German Cycling Federation (BDR) vice president Udo Sprenger is being investigated by prosecutors after an anonymous person accused him of aiding riders in illegal doping in a June broadcast. The unidentified accuser's identity was disguised on the broadcast, and the person has not been identified.
Sprenger filed a complaint with German authorities about the allegations which were broadcast on June 25 on ARD television. The accuser said that Sprenger ran an illegal fund to help riders on the Team Nürnberger team purchase banned substances during his time as directeur sportif of the squad. Sprenger ran the team from 1998 to 2002.
According to the Associated Press, Sprenger said that "It's routine that the investigation against me has been launched, because of the public nature of the accusations."
The investigation is made all the more urgent considering the fervent antidoping climate in Germany and the fact that Sprenger's role in the BDR is to assemble the team which will contest the World Championships in Stuttgart.
Landis shows form in Leadville
Embattled 2006 Tour winner Floyd Landis took second place in a Colorado marathon mountain bike race this weekend, clocking in just over seven hours to finish the Leadville 100, coming home two minutes behind five-time event winner Dave Wiens. The result showed that Landis is taking riding a bit more seriously these days, and went considerably better than the Teva Mountain Games in June, where he was passed by women's division winner Shonny Vanlandingham and finished 25 minutes down on the winner.
Landis has been fighting his positive testosterone doping result from the 2006 Tour de France since last year, and since the case is still unresolved, he's left without much to do except wait and wonder. "This race was good because it was something to train for and I could focus on that," said Landis according to thenewstribune.com.
"It's been three months since the hearing and I haven't heard a word - nothing at all," Landis said. "If they're going to do it right and they're going to take their time, that's fine, I don't mind. I just don't know what the time frame is. It would make it a lot more simple if they just said, 'It'll be next January.' That'd be fine."

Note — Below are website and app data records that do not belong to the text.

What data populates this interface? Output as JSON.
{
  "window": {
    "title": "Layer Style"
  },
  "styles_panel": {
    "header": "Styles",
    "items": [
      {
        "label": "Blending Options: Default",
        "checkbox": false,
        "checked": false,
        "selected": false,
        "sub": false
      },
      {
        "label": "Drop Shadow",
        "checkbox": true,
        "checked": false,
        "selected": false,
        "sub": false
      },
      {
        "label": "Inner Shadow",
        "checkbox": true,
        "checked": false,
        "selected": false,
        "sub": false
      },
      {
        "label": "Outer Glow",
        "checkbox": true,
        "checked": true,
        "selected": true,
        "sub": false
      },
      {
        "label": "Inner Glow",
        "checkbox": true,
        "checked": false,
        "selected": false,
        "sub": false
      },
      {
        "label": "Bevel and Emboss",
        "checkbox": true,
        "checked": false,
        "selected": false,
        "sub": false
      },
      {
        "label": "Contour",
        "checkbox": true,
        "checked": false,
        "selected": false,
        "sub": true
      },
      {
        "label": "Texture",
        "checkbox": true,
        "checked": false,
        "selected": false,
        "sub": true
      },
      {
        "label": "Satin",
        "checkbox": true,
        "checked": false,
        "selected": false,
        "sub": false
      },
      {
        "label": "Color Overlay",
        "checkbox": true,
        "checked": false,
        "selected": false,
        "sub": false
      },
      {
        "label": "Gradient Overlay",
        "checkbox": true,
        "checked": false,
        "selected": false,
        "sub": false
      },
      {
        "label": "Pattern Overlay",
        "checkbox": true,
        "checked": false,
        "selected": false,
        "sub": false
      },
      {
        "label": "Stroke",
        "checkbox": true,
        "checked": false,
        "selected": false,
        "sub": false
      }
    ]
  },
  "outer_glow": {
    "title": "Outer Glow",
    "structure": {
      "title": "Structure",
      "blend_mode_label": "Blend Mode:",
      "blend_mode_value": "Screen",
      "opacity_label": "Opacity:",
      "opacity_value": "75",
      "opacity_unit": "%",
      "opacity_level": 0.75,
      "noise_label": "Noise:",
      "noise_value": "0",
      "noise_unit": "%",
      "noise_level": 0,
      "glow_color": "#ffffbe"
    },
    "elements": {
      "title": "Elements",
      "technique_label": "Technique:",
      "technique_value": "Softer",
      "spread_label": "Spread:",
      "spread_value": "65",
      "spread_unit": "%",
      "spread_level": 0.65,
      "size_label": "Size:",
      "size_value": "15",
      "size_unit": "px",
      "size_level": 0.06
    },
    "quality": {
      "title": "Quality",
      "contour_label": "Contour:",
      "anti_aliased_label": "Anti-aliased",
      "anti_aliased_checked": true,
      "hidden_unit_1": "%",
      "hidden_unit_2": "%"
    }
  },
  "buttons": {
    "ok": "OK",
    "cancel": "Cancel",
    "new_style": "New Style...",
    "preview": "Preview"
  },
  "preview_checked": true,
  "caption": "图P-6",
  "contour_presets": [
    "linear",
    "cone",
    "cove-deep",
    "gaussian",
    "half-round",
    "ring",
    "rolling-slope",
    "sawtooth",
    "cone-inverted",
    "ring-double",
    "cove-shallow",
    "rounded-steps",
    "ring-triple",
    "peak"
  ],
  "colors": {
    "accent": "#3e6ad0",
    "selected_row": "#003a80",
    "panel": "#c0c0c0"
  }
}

Hopping on the mountain bike and suffering for seven hours can certainly take one's mind off of troubles, and Landis gave himself more to think about when he crashed early in the race but continued riding despite the blood dripping down his leg and scrapes on his elbows and hands. Riding on his Landis was closing in on Wiens until an untimely flat tyre left him chasing second place. "I chased too hard after the flat," said Landis, "[Wiens] probably was going to win anyway, even without the flat. He's in great shape."
Landis, riding on a surgically repaired hip, finished the race in 7:00:30, one minute 43 seconds behind Wiens was timed in 6:58.47, and then got back on his bike to ride home, according to AP.
Fertonani fights doping case
The Italian Olympic committee CONI has recommended a two year suspension for Macro Fertonani for his testosterone positive from the Tour Méditerranéen in February, but the Italian from the Caisse d'Epargne team is fighting the results of the test. Any sanction would have to come from the Italian Cycling Federation, and Fertonani is confident that this organisation will agree that the adverse finding was the result of a laboratory error.
Fertonani's lawyer presented a report back in July to CONI which detailed the mistakes made by the Châtenay-Malabry lab, the same laboratory responsible for testing Floyd Landis' 2006 Tour de France samples which came up positive for testosterone. This week the 31 year-old released a statement giving more detail about the results of his test, which he insists do not add up to a positive. The press release states that the testosterone:epitestosterone ratio was below the 4:1 limit at 3.1:1, that all metabolites in the IRMS analysis had normal absolute values, that his total amount of testosterone was well below the limit of 200 ng/ml at 8.7.
(All rights reserved/Copyright Knapp Communications Pty Limited 2007)